Last week, Iowa Pacific Holdings told Warren County officials it would back off its plan to store empty tanker cars on tracks in the Adirondacks if the county compensated it for lost revenue. The company estimates the revenue would be seven figures.
No money was forthcoming, and this week Iowa Pacific moved more than two dozen tanker cars through the Adirondacks to park them on a siding near the Boreas River in the town of Minerva. Click here to watch a video of the cars moving through North River.
The aerial photo above shows just how close to the Boreas the cars are.
As it did here, Iowa Pacific offered to move the cars for a fee—in this case, $275,000, according to the Chicago Tribune.
“In my opinion, these guys are railroad trolls,” Matt Garrison, a developer, told the Tribune. “They want to get paid to move out of the way.”
Iowa Pacific’s lawyer, David Michaud, defended the offer as fair.

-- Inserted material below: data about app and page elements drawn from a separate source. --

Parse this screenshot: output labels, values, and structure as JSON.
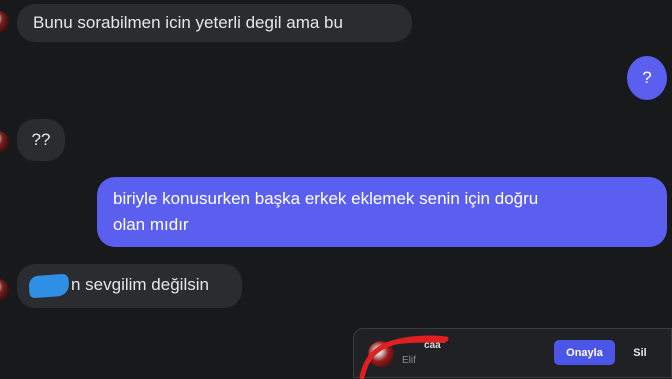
{
  "messages": [
    {
      "side": "in",
      "text": "Bunu sorabilmen icin yeterli degil ama bu"
    },
    {
      "side": "out",
      "text": "?"
    },
    {
      "side": "in",
      "text": "??"
    },
    {
      "side": "out",
      "line1": "biriyle konusurken başka erkek eklemek senin için doğru",
      "line2": "olan mıdır"
    },
    {
      "side": "in",
      "text": "n sevgilim değilsin"
    }
  ],
  "request": {
    "name": "caa",
    "subtitle": "Elif",
    "approve_label": "Onayla",
    "delete_label": "Sil"
  },
  "colors": {
    "background": "#18191b",
    "incoming_bubble": "#2b2c30",
    "outgoing_bubble": "#5a5ff0",
    "approve_button": "#4b55e6",
    "redaction_scribble": "#2f8fe6",
    "red_annotation": "#e02020"
  }
}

One concern of Adirondack environmentalists is that the tankers could leak and contaminate the environment, including the Boreas River. The Boreas is designated a Scenic River in the state’s Wild, Scenic, and Recreational Rivers System.
Peter Bauer, executive director of Protect the Adirondacks, said in a news release today that there are “28 used oil tankers cars” on the tracks north of North Woods Club Road. The tracks cut through the Vanderwhacker Mountain Wild Forest Area. “Each tanker car is roughly 58 feet in length and the 28 cars lined nearly one-third of a mile of rail track,” Bauer said.
The news release said Minerva Supervisor Stephen McNally opposes the storage plan. “There are many groups and individuals who work tirelessly to keep the Adirondack Park as the jewel that it is, but I cannot see how storing these cars goes along with this vision,” McNally is quoted as saying.
The state Department of Environmental Conservation and Adirondack Park Agency say they are looking into what can be done about the railcars. The company, however, contends that that the state does not have jurisdiction over the railroad.
Look for a full article on the controversy in the forthcoming November/December issue of the Adirondack Explorer.